  6. Avoid Medicines: Any drug (especially ibuprofen) could irritate the stomach lining and make the pain worse. Do not give any pain medicines or laxatives for stomach cramps. For fever over 102° F (39° C), acetaminophen (Tylenol) can be given.
  7. Expected Course: With harmless causes, the pain is usually better or resolved in 2 hours. With gastroenteritis (stomach flu), belly cramps may precede each bout of vomiting or diarrhea and last several days. With serious causes (such as appendicitis), the pain worsens and becomes constant.
  8. Call Your Doctor If:
    • Pain becomes severe
    • Constant pain present over 2 hours
    • Mild pain that comes and goes present over 24 hours
    • Your child becomes worse

Worried stomach: extra advice

  • Help your child talk about events that trigger the abdominal pain and how to cope with these triggers next time.
  • Help your child worry less about things he or she can't control.
  • Teach your child to use relaxation exercises (relaxing every muscle in the body) to treat the pain. Lie down in a quiet place; take deep-slow breaths; and think about something pleasant. Listening to CDs or audiotapes that teach relaxation might help.
  • Teach your child the importance of getting adequate sleep.
  • Make sure that your child doesn't miss any school because of stomachaches. Stressed children have a tendency to want to stay home when the going gets rough.
  • Caution: Your child should have a complete medical checkup before you conclude that recurrent stomachaches are due to worrying too much.

And remember, contact your doctor if your child develops any of the "When to Call Your Doctor" symptoms.


  1. Anders J, Powell E. Urgency of evaluation and outcome of acute ovarian torsion in pediatric patients. Arch Pediatr Adolesc Med. 2005;159 (6):532-535.
  2. Ashcraft KW. Acute abdominal pain. Pediatr Rev. 2000;21:363-367.
  3. Becker T, Kharbanda A, Bachur R. Atypical clinical features of pediatric appendicitis. Acad Emerg Med. 2007;14:124.
  4. Bundy DG, Byerley JS, Liles EA, et al. Does this child have appendicitis? JAMA. 2007;298 (4):438-451.
  5. Goldman RD, Carter S, Stephens D, et al. Prospective validation of the pediatric appendicitis score. J Pediatr. 2008;153:278.
  6. Gremse DA and Sacks AI. Evaluation of dyspepsia. Pediatr Ann. 1997;26:251-259.
  7. Klein EJ, Paris CA. Appendicitis. In: Moyer V, Davis RL, Elliott E, et al, eds. Evidence Based Pediatrics and Child Health. London, England: BMJ Publishing Group; 2000. p.287-297.
  8. Kuppermann N, O'Dea T, Pinckney L, Hoecker C. Predictors of intussusception in young children. Arch Pediatr Adolesc Med. 2000;154:250-255.
  9. Mason JD. The evaluation of acute abdominal pain in children. Emerg Med Clin North Am. 1996;14:629-643.
  10. McCollough M, Sharieff G. Abdominal pain in children. Pediatr Clin North Am. 2006;53 (1):107-120.
  11. Pena BM, Taylor GA, Lund DP. Appendicitis revisited: New insights into an age-old problem. Contemp Pediatr. 1999;16 (9):122-131.
  12. Pollack E. Pediatric abdominal surgical emergencies. Pediatr Ann. 1996;25:448-457.
  13. Scholer SJ, et al. Clinical outcome of children with acute abdominal pain. Pediatrics. 1996;98:680-685.

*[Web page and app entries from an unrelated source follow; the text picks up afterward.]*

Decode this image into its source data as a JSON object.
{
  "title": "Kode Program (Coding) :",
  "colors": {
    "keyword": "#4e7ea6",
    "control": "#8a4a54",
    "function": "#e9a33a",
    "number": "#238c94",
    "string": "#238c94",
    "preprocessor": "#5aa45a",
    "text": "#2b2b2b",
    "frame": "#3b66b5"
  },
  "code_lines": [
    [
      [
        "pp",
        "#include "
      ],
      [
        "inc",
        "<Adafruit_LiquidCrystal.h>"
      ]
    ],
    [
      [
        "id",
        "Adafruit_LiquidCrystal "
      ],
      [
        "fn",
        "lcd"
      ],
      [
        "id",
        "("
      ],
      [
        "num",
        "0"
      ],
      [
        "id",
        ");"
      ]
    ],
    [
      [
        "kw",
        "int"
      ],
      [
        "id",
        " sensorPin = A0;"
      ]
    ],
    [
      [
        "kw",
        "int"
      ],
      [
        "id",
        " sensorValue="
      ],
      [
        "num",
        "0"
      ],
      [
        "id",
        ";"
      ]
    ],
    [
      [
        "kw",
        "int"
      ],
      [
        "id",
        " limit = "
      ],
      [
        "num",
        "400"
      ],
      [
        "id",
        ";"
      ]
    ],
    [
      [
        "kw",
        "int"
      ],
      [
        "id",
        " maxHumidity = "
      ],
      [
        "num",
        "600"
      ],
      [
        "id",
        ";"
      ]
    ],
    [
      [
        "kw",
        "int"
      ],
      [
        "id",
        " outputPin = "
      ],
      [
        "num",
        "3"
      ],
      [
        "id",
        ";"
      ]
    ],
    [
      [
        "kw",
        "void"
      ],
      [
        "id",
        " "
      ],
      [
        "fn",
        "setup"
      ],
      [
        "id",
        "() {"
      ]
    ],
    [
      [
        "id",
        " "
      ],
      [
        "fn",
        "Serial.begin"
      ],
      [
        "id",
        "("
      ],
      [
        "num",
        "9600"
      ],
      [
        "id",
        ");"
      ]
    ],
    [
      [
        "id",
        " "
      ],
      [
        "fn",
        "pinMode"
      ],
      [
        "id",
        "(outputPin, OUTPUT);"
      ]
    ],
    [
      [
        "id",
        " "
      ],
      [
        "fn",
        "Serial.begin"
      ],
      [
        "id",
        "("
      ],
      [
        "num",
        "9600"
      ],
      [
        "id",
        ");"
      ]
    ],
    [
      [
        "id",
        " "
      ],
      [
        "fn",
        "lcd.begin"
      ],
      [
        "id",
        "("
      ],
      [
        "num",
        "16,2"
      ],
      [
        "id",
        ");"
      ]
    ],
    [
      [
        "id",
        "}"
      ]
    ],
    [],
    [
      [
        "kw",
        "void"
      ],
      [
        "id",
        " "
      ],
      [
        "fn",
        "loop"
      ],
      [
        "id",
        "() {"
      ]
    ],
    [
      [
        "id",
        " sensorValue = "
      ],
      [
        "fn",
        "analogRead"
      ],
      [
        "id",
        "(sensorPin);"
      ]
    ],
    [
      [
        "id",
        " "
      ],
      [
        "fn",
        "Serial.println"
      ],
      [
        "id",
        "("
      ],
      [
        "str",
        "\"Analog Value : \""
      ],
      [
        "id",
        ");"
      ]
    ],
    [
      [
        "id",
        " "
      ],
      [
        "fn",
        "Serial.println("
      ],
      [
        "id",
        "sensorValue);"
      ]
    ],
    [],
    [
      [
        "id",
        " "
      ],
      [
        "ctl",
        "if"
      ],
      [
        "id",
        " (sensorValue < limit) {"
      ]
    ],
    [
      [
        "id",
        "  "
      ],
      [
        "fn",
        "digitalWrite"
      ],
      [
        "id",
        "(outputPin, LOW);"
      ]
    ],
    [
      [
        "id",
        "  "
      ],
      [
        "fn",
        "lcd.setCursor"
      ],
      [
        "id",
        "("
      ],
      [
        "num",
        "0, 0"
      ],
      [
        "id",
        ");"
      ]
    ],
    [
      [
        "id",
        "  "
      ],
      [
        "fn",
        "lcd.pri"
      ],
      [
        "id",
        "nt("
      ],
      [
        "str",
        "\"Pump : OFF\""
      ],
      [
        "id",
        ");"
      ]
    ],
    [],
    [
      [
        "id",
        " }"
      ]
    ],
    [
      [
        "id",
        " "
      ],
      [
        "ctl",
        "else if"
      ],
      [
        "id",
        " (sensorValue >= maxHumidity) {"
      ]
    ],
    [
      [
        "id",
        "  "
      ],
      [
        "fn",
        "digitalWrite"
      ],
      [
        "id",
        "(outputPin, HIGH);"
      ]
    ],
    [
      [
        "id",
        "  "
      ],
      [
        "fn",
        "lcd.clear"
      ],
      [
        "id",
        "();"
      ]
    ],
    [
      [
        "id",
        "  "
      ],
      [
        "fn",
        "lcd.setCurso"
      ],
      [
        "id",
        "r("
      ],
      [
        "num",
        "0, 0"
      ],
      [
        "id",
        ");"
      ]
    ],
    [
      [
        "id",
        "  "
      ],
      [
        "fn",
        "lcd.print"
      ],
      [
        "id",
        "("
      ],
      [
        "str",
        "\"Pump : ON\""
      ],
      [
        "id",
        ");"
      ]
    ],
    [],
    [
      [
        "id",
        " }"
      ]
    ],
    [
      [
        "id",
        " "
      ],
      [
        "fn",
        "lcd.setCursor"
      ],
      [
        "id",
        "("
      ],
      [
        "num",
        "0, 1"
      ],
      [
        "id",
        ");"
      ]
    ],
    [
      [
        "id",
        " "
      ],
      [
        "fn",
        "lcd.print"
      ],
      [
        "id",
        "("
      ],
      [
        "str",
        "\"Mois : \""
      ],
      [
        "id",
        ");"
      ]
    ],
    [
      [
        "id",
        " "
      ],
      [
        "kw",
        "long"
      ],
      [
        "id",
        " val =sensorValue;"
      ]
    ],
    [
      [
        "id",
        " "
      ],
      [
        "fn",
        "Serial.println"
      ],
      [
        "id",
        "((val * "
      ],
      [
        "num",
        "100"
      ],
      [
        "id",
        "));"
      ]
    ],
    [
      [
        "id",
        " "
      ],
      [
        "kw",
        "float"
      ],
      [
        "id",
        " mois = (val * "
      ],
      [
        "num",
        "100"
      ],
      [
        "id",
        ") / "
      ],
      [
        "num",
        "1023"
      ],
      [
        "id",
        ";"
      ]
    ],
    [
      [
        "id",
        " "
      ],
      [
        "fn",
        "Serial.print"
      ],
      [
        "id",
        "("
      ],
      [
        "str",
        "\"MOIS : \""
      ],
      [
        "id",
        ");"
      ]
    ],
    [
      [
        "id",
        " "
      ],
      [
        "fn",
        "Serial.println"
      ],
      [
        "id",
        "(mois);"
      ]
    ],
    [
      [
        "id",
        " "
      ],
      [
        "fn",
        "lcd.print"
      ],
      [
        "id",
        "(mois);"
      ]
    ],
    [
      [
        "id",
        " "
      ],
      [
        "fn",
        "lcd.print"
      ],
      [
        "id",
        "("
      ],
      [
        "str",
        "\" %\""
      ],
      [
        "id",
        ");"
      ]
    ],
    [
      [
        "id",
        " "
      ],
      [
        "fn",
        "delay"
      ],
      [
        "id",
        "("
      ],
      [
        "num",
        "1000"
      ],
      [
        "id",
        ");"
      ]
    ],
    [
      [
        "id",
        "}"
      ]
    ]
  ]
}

This information is not intended be a substitute for professional medical advice. It is provided for educational purposes only. You assume full responsibility for how you choose to use this information.

Author and Senior Reviewer: Barton D. Schmitt, M.D.

Last Reviewed: 8/1/2010

Last Revised: 9/13/2010 6:02:53 PM

Copyright 1994-2011 Barton D. Schmitt, M.D.